**AIM OF THE TASK:** Skip the pictures and copy all the data that follows exactly.

**WORKING DATA:**
■ ■ ■ ■

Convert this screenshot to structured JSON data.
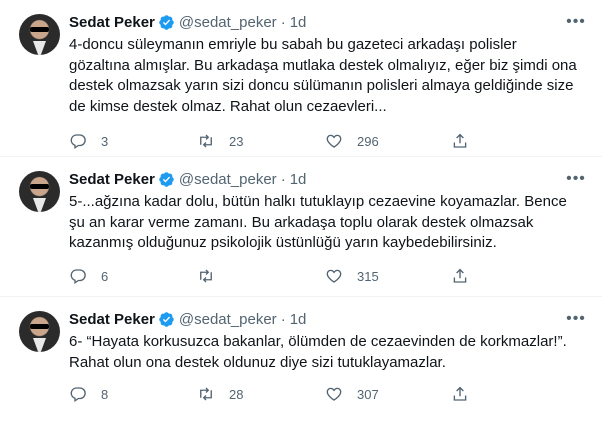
{
  "colors": {
    "text": "#0f1419",
    "muted": "#536471",
    "verified": "#1d9bf0",
    "divider": "#eff3f4"
  },
  "tweets": [
    {
      "name": "Sedat Peker",
      "handle": "@sedat_peker",
      "separator": "·",
      "time": "1d",
      "text": "4-doncu süleymanın emriyle bu sabah bu gazeteci arkadaşı polisler\ngözaltına almışlar. Bu arkadaşa mutlaka destek olmalıyız, eğer biz şimdi ona\ndestek olmazsak yarın sizi doncu sülümanın polisleri almaya geldiğinde size\nde kimse destek olmaz. Rahat olun cezaevleri...",
      "replies": "3",
      "retweets": "23",
      "likes": "296"
    },
    {
      "name": "Sedat Peker",
      "handle": "@sedat_peker",
      "separator": "·",
      "time": "1d",
      "text": "5-...ağzına kadar dolu, bütün halkı tutuklayıp cezaevine koyamazlar. Bence\nşu an karar verme zamanı. Bu arkadaşa toplu olarak destek olmazsak\nkazanmış olduğunuz psikolojik üstünlüğü yarın kaybedebilirsiniz.",
      "replies": "6",
      "retweets": "",
      "likes": "315"
    },
    {
      "name": "Sedat Peker",
      "handle": "@sedat_peker",
      "separator": "·",
      "time": "1d",
      "text": "6- “Hayata korkusuzca bakanlar, ölümden de cezaevinden de korkmazlar!”.\nRahat olun ona destek oldunuz diye sizi tutuklayamazlar.",
      "replies": "8",
      "retweets": "28",
      "likes": "307"
    }
  ],
  "icons": {
    "avatar": "avatar",
    "verified": "verified-badge-icon",
    "more": "more-icon",
    "reply": "reply-icon",
    "retweet": "retweet-icon",
    "like": "like-icon",
    "share": "share-icon"
  }
}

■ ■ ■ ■

**COMPLETED TASK:**
Convert this screenshot to structured JSON data.
{
  "colors": {
    "text": "#0f1419",
    "muted": "#536471",
    "verified": "#1d9bf0",
    "divider": "#eff3f4"
  },
  "tweets": [
    {
      "name": "Sedat Peker",
      "handle": "@sedat_peker",
      "separator": "·",
      "time": "1d",
      "text": "4-doncu süleymanın emriyle bu sabah bu gazeteci arkadaşı polisler\ngözaltına almışlar. Bu arkadaşa mutlaka destek olmalıyız, eğer biz şimdi ona\ndestek olmazsak yarın sizi doncu sülümanın polisleri almaya geldiğinde size\nde kimse destek olmaz. Rahat olun cezaevleri...",
      "replies": "3",
      "retweets": "23",
      "likes": "296"
    },
    {
      "name": "Sedat Peker",
      "handle": "@sedat_peker",
      "separator": "·",
      "time": "1d",
      "text": "5-...ağzına kadar dolu, bütün halkı tutuklayıp cezaevine koyamazlar. Bence\nşu an karar verme zamanı. Bu arkadaşa toplu olarak destek olmazsak\nkazanmış olduğunuz psikolojik üstünlüğü yarın kaybedebilirsiniz.",
      "replies": "6",
      "retweets": "",
      "likes": "315"
    },
    {
      "name": "Sedat Peker",
      "handle": "@sedat_peker",
      "separator": "·",
      "time": "1d",
      "text": "6- “Hayata korkusuzca bakanlar, ölümden de cezaevinden de korkmazlar!”.\nRahat olun ona destek oldunuz diye sizi tutuklayamazlar.",
      "replies": "8",
      "retweets": "28",
      "likes": "307"
    }
  ],
  "icons": {
    "avatar": "avatar",
    "verified": "verified-badge-icon",
    "more": "more-icon",
    "reply": "reply-icon",
    "retweet": "retweet-icon",
    "like": "like-icon",
    "share": "share-icon"
  }
}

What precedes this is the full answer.